In Part Two of this special online feature, Emma Sutcliffe talks to Frank Mitchell about how an extensive collection of historic glass plate negatives from the goldfields town of Castlemaine, Victoria, revealed the stories of railway employees from the late 19th century. If you missed out on Part One, which delves into the recovery and restoration process, click here.
Sometimes, inspiration can come from the unlikeliest of places. For railway enthusiast Frank Mitchell, it was a group of ‘carte de visite’ images that fired his imagination and started his latest railway history project.
“I was familiar with some Verey images from a private collection, but it wasn’t until I visited the Central Goldfields Local and Family History Library that I learned the remarkable story about the survival and rescue of the Verey Collection,” Frank says. “And when I discovered photos of the employees of the Victorian Railways, I thought I’d like to research the men pictured,” he explains.
His aim was to ‘flesh out’ the histories of those employees captured by Adolphus Verey and his camera, in order to construct a narrative around the images.
“I was familiar with using railway employee records to identify people and I thought I might be able to add something to the Collection by finding out more about these men whose working life was spent on the railways.”
Titled Castlemaine and Bendigo Railway Staff in the Queen’s Jubilee Year 1897, Frank’s research uncovered, in particular, more about Stationmaster William Hughes, pictured in the centre of a group of colleagues.
Born in Liverpool in 1849, William Joseph Hughes emigrated to Australia with his family four years later, eventually taking up a position with the Victorian Railways in 1864, a job in which he excelled.
The Mount Alexander Mail dated 1 February 1897 notes the transfer from Castlemaine to Maryborough of the “highly esteemed Railway Stationmaster, William Hughes” and, as Frank puts it, preliminary research of Hughes’ family background indicated “a well-educated lad with good prospects to improve himself”.
To discover more about the other ten employees of the Victorian Railways Traffic Department in 1897 whose portrait photographs were amongst the Verey Collection, Frank consulted the birth, death and marriage register, the electoral rolls of 1899 and 1903 and the Victorian probate lists.

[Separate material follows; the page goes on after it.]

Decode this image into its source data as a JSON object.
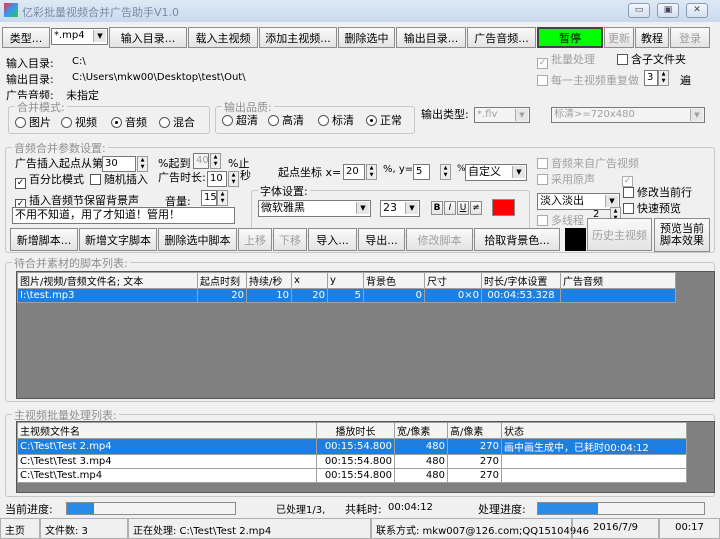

This included Porters E Kennedy and MJ Thorpe, Head Porter R Smith and Parcel Porters JH Cook and W Piper. Also listed in Frank’s research are Signalman D Bedford, Shunters HR Overall, HV Gazzard, Signalmen TJ O’Dea, T Pollard and F Sutton, Goods Clerk WM Davey, Train Examiner J Jones and Assistant Stationmaster JR Beggs.
The only man in the group to remain a mystery is a signalman listed as “Cluming” on Verey’s glass negative plate.
“My best guess is that this is actually Simon Clunning, from a family of timber and sleeper cutters of the Bullarto / Daylesford forest area. It seems likely he is our man, as his brother Michael joins the Railway on 23 October 1901 at the age of 26 as a porter, and by 1917 is employed as a signalman too,” says Frank.
“The Verey Collection is immensely significant to the people of Castlemaine and Victoria. The ease with which we are able to access these photographs and re-distribute them is amazing. Previously, they were only known to a few, but now are available to anyone who may be interested in them.”
“This access to the collection also allows re-interpretation of the past by a wider audience, some of whom may have a better understanding of the subject matter than currently exist,” says Frank.
Frank Mitchell has recently commenced another railway project looking at the pioneer railway staff in Bendigo.
Inside History would like to acknowledge and thank Frank Mitchell for his assistance with this story.